As the Breitbart link points out, the Supreme Court, in this same eventful session, has declined to rule against this travesty of law.
All that said, the whole American system is so far gone now that I’m not sure we’ll even have to wait for it to produce these particular slow-percolating outcomes. Oversetting the rule of law is more likely to have earlier effects, and quite possibly more disastrous ones, in other areas of American life.
Things to take heart from
The governor is off, in the American polity. But we do still have some important things going for us that our forebears did not have in historical times of equal crisis, such as the breakup of empires after World War I, or the eruption of religious wars in Europe in the 16th century.
One is the existence of a still-strong middle class. We mustn’t be complacent about this, because the American middle class is under intensive attack, and new victims are being claimed every day by overregulation and the resulting bad economy. But there are still enough Americans who live by their own efforts that holding the country at large hostage is good for only a limited form of leverage. The Russian empire, in its collapse and subsequent Sovietization after 1917, lacked precisely this: a strong middle class, one beholden to no feudal ruler.
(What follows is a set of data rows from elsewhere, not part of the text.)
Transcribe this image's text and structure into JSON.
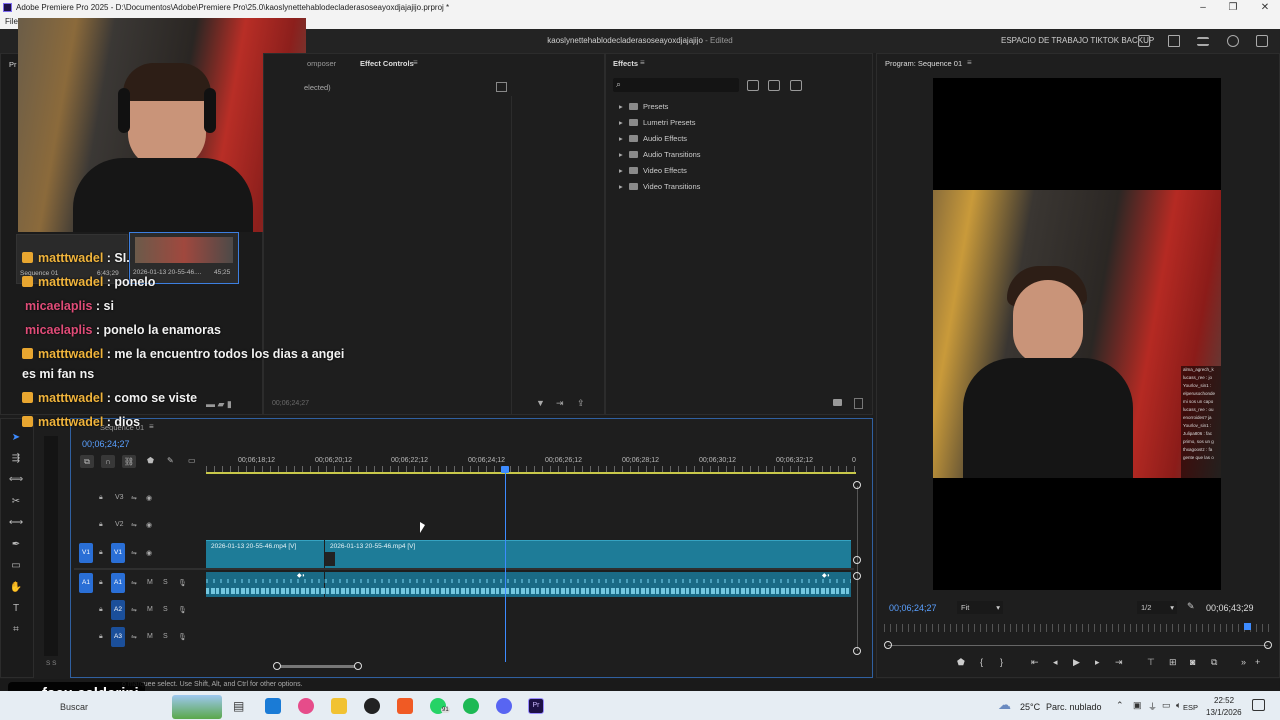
{
  "window": {
    "title": "Adobe Premiere Pro 2025 - D:\\Documentos\\Adobe\\Premiere Pro\\25.0\\kaoslynettehablodecladerasoseayoxdjajajijo.prproj *",
    "menu_first": "File"
  },
  "header": {
    "doc_title": "kaoslynettehablodecladerasoseayoxdjajajijo",
    "edited": " - Edited",
    "workspace": "ESPACIO DE TRABAJO TIKTOK BACKUP"
  },
  "source_panel": {
    "tab_composer": "omposer",
    "tab_effect_controls": "Effect Controls",
    "no_selection": "elected)",
    "timecode": "00;06;24;27"
  },
  "project_panel": {
    "tab_label": "Pr",
    "item1_name": "Sequence 01",
    "item1_duration": "6;43;29",
    "item2_name": "2026-01-13 20-55-46....",
    "item2_duration": "45;25"
  },
  "effects": {
    "tab": "Effects",
    "items": [
      "Presets",
      "Lumetri Presets",
      "Audio Effects",
      "Audio Transitions",
      "Video Effects",
      "Video Transitions"
    ]
  },
  "program": {
    "tab": "Program: Sequence 01",
    "current_tc": "00;06;24;27",
    "fit": "Fit",
    "resolution": "1/2",
    "duration_tc": "00;06;43;29",
    "overlay_chat": [
      "alma_agrech_k",
      "lucass_ree : jo",
      "Yourlov_sin1 :",
      "elperusochonde",
      "mi sos un capo",
      "lucass_ree : ou",
      "enorroides? ja",
      "Yourlov_sin1 :",
      "Julipa806 : fac",
      "primo, sos un g",
      "thxagoostz : fa",
      "gente que las o"
    ]
  },
  "timeline": {
    "tab": "Sequence 01",
    "timecode": "00;06;24;27",
    "ruler": [
      "00;06;18;12",
      "00;06;20;12",
      "00;06;22;12",
      "00;06;24;12",
      "00;06;26;12",
      "00;06;28;12",
      "00;06;30;12",
      "00;06;32;12",
      "0"
    ],
    "tracks": {
      "v3": "V3",
      "v2": "V2",
      "v1": "V1",
      "a1": "A1",
      "a2": "A2",
      "a3": "A3",
      "m": "M",
      "s": "S"
    },
    "clip1": "2026-01-13 20-55-46.mp4 [V]",
    "clip2": "2026-01-13 20-55-46.mp4 [V]"
  },
  "chat": [
    {
      "user": "matttwadel",
      "msg": ": SI.",
      "color": "#f0b43c",
      "crown": true
    },
    {
      "user": "matttwadel",
      "msg": ": ponelo",
      "color": "#f0b43c",
      "crown": true
    },
    {
      "user": "micaelaplis",
      "msg": ": si",
      "color": "#e04c78",
      "crown": false
    },
    {
      "user": "micaelaplis",
      "msg": ": ponelo la enamoras",
      "color": "#e04c78",
      "crown": false
    },
    {
      "user": "matttwadel",
      "msg": ": me la encuentro todos los dias a angei",
      "color": "#f0b43c",
      "crown": true
    },
    {
      "user": "",
      "msg": "es mi fan ns",
      "color": "#f2f2f2",
      "crown": false
    },
    {
      "user": "matttwadel",
      "msg": ": como se viste",
      "color": "#f0b43c",
      "crown": true
    },
    {
      "user": "matttwadel",
      "msg": ": dios",
      "color": "#f0b43c",
      "crown": true
    }
  ],
  "status_bar": {
    "hint": "o marquee select. Use Shift, Alt, and Ctrl for other options."
  },
  "overlay": {
    "tiktok_user": "facu.calderini"
  },
  "taskbar": {
    "search": "Buscar",
    "weather_temp": "25°C",
    "weather_desc": "Parc. nublado",
    "lang": "ESP",
    "time": "22:52",
    "date": "13/1/2026",
    "whatsapp_badge": "91"
  },
  "colors": {
    "accent": "#2a6fd6",
    "clip": "#1e7c98",
    "timecode": "#5aa0ff"
  }
}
Another big advantage we have is an already-formed idea of what actual tolerance and religious/intellectual freedom should look like. This is what our forebears of 500 years ago did not have. Having it today is a tremendous advantage – one for which we can thank the victims of, and courageous refugees from, state-waged religious wars and persecution.
We can thank America’s Founders too, who acted from their knowledge of that evil history to limit government, so that it wouldn’t have the power to persecute the people over religious and intellectual disputes. The blessing of having this idea codified for us already is almost inexpressible; instead of flailing toward it in an ocean of our own blood, we have only to act on it.
And a third advantage today is the information technology that makes it possible to have organized alternatives to approved propaganda and political themes. As little as 30 years ago, there existed nothing like a conservative infosphere. Now there is one, and the advances of technology can’t be stuffed back into the genie’s bottle. Even as the existing Internet is deconstructed by internationalization and “net neutrality” – and make no mistake; it will be deconstructed by both – people who insist on intellectual freedom will find ways to connect by going around it.
In the days ahead, it will be imperative that Americans who do understand tolerance and the rule of law hold themselves to a high standard. It won’t be easy to want to say of our misguided countrymen “Father, forgive them”; but it will be important to remember that many of them don’t know what they do.
We’re in white water now, and headed, resistless, for dangerous shoals. Our judiciary, once the last refuge of our natural rights, has lost its collective mind, from a federal judge who imposes a dementedly disproportionate sentence because she’s terrified by a defendant’s idea, to a bank of justices that bases its landmark decision on reasoning that Antonin Scalia aptly likens to “the mystical aphorisms of the fortune cookie.”
It’s no accident that this is where we have to be, for our polity to affect to make a government-enforced “right” out of same-sex marriage. Moral, intellectual, and political meltdown go together. But which comes first, God and man, or man and the state? We are appointed, today, to answer that question clearly. We will be answering it before the court of history – and defining liberty and tolerance, and whether life will be livable for men, accordingly. Watch on the walls; our turn in the docket is coming.